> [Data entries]
*** Begin section ***
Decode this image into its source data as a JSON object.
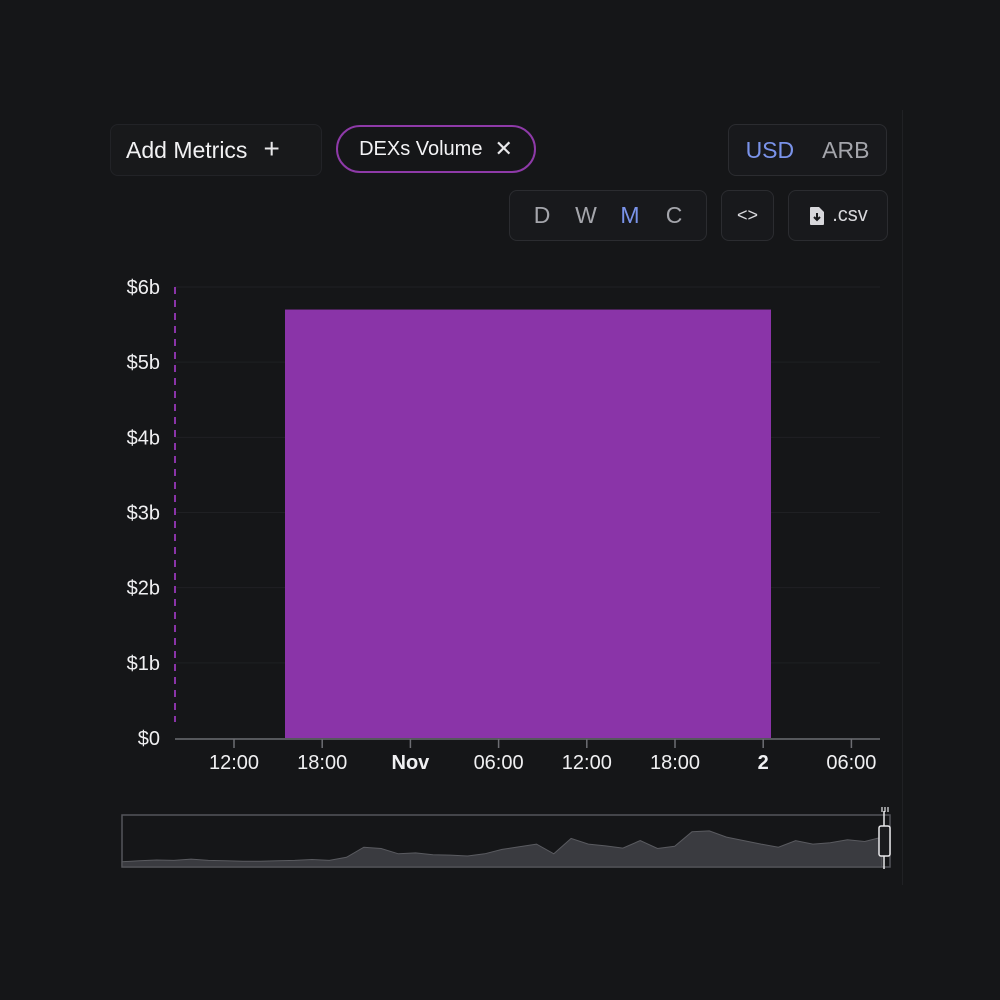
{
  "toolbar": {
    "add_metrics_label": "Add Metrics",
    "add_icon": "plus-icon",
    "metric_chip_label": "DEXs Volume",
    "remove_icon": "close-icon",
    "currency": {
      "active": "USD",
      "inactive": "ARB"
    },
    "periods": [
      "D",
      "W",
      "M",
      "C"
    ],
    "active_period": "M",
    "embed_icon": "code-brackets-icon",
    "csv_label": ".csv",
    "csv_icon": "file-download-icon"
  },
  "colors": {
    "background": "#151618",
    "series": "#8a34a8",
    "chip_border": "#8e3aa8",
    "active_accent": "#7a93ea",
    "navigator_fill": "#3a3b40"
  },
  "chart_data": {
    "type": "bar",
    "title": "",
    "xlabel": "",
    "ylabel": "",
    "y_ticks": [
      "$0",
      "$1b",
      "$2b",
      "$3b",
      "$4b",
      "$5b",
      "$6b"
    ],
    "ylim": [
      0,
      6000000000
    ],
    "x_ticks": [
      {
        "label": "12:00",
        "bold": false
      },
      {
        "label": "18:00",
        "bold": false
      },
      {
        "label": "Nov",
        "bold": true
      },
      {
        "label": "06:00",
        "bold": false
      },
      {
        "label": "12:00",
        "bold": false
      },
      {
        "label": "18:00",
        "bold": false
      },
      {
        "label": "2",
        "bold": true
      },
      {
        "label": "06:00",
        "bold": false
      }
    ],
    "series": [
      {
        "values": [
          5700000000
        ]
      }
    ],
    "grid": true,
    "navigator": {
      "profile": [
        0.12,
        0.14,
        0.16,
        0.15,
        0.18,
        0.15,
        0.14,
        0.13,
        0.13,
        0.14,
        0.15,
        0.17,
        0.15,
        0.22,
        0.45,
        0.42,
        0.3,
        0.32,
        0.28,
        0.27,
        0.25,
        0.3,
        0.4,
        0.46,
        0.52,
        0.3,
        0.65,
        0.52,
        0.48,
        0.43,
        0.6,
        0.42,
        0.47,
        0.8,
        0.82,
        0.68,
        0.6,
        0.52,
        0.45,
        0.6,
        0.52,
        0.55,
        0.62,
        0.58,
        0.68
      ]
    }
  }
}
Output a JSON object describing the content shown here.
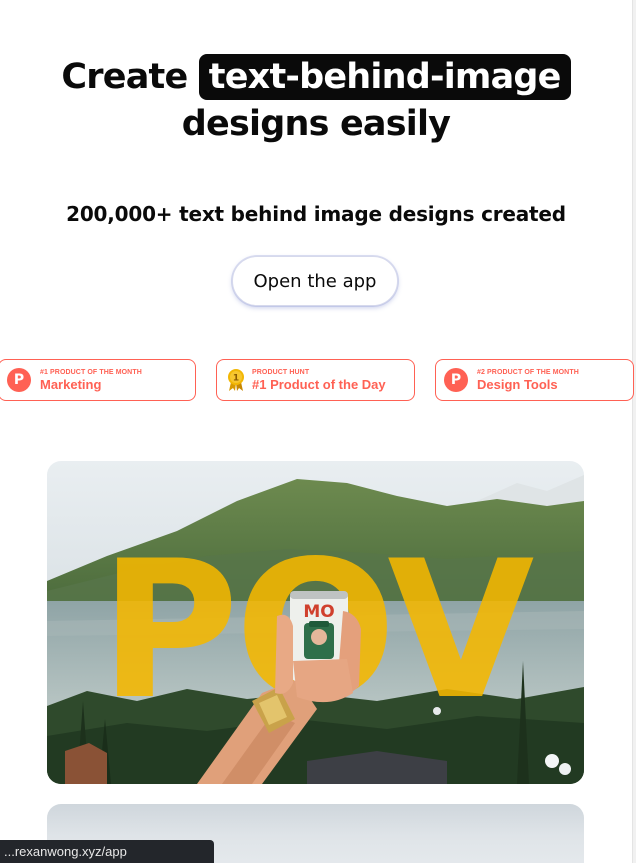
{
  "hero": {
    "title_before": "Create",
    "title_highlight": "text-behind-image",
    "title_after": "designs easily",
    "subtitle": "200,000+ text behind image designs created",
    "cta_label": "Open the app"
  },
  "badges": [
    {
      "caption": "#1 PRODUCT OF THE MONTH",
      "title": "Marketing",
      "icon": "product-hunt-icon"
    },
    {
      "caption": "PRODUCT HUNT",
      "title": "#1 Product of the Day",
      "icon": "gold-medal-icon",
      "medal_number": "1"
    },
    {
      "caption": "#2 PRODUCT OF THE MONTH",
      "title": "Design Tools",
      "icon": "product-hunt-icon"
    }
  ],
  "showcase": {
    "overlay_text": "POV",
    "can_text": "MO",
    "overlay_color": "#f5b800"
  },
  "colors": {
    "badge_accent": "#ff6154",
    "medal_gold": "#f2b705",
    "title_highlight_bg": "#0a0a0a"
  },
  "ph_letter": "P",
  "status_bar": {
    "url": "...rexanwong.xyz/app"
  }
}
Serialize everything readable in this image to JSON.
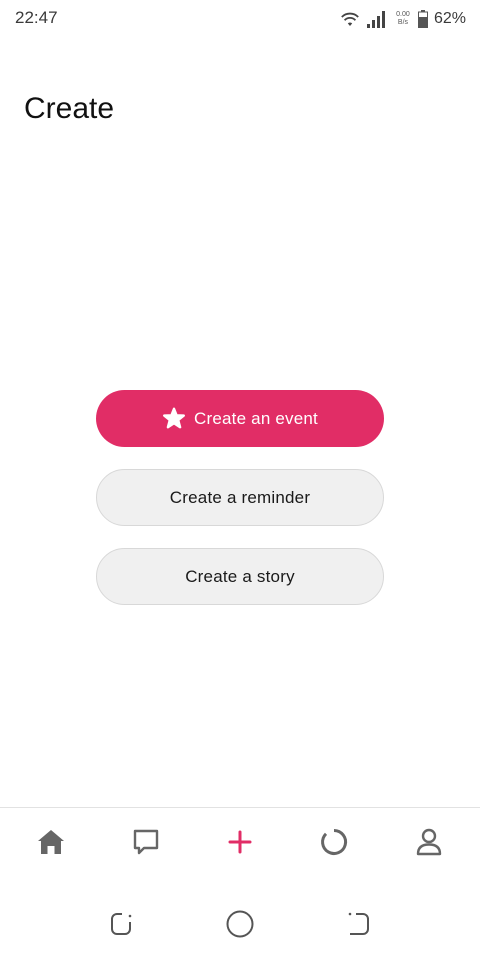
{
  "status_bar": {
    "time": "22:47",
    "net_speed_value": "0.00",
    "net_speed_unit": "B/s",
    "battery_percent": "62%",
    "icons": [
      "wifi-icon",
      "signal-icon",
      "battery-icon"
    ]
  },
  "page": {
    "title": "Create"
  },
  "actions": {
    "create_event": "Create an event",
    "create_reminder": "Create a reminder",
    "create_story": "Create a story",
    "event_icon": "star-icon"
  },
  "bottom_nav": {
    "items": [
      {
        "icon": "home-icon"
      },
      {
        "icon": "chat-icon"
      },
      {
        "icon": "plus-icon"
      },
      {
        "icon": "circle-progress-icon"
      },
      {
        "icon": "profile-icon"
      }
    ]
  },
  "system_nav": {
    "items": [
      "recents-icon",
      "home-circle-icon",
      "back-icon"
    ]
  },
  "colors": {
    "accent": "#e12d66",
    "secondary_button_bg": "#f0f0f0",
    "nav_icon": "#666666"
  }
}
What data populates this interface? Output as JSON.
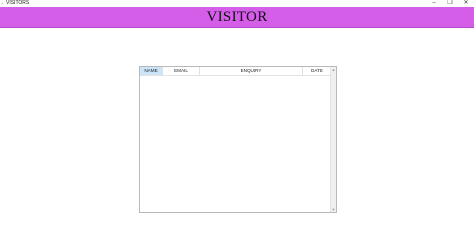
{
  "window": {
    "title": "VISITORS",
    "app_icon": "feather-icon",
    "controls": {
      "minimize": "–",
      "maximize": "❐",
      "close": "✕"
    }
  },
  "header": {
    "title": "VISITOR",
    "background": "#d45ee8"
  },
  "table": {
    "columns": [
      "NAME",
      "EMAIL",
      "ENQUIRY",
      "DATE"
    ],
    "selected_column": "NAME",
    "rows": [],
    "scroll_up": "▲",
    "scroll_down": "▼"
  }
}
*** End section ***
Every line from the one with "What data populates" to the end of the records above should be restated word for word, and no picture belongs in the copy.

> [YOUR SOLUTION]
What data populates this interface? Output as JSON.
{
  "window": {
    "title": "VISITORS",
    "app_icon": "feather-icon",
    "controls": {
      "minimize": "–",
      "maximize": "❐",
      "close": "✕"
    }
  },
  "header": {
    "title": "VISITOR",
    "background": "#d45ee8"
  },
  "table": {
    "columns": [
      "NAME",
      "EMAIL",
      "ENQUIRY",
      "DATE"
    ],
    "selected_column": "NAME",
    "rows": [],
    "scroll_up": "▲",
    "scroll_down": "▼"
  }
}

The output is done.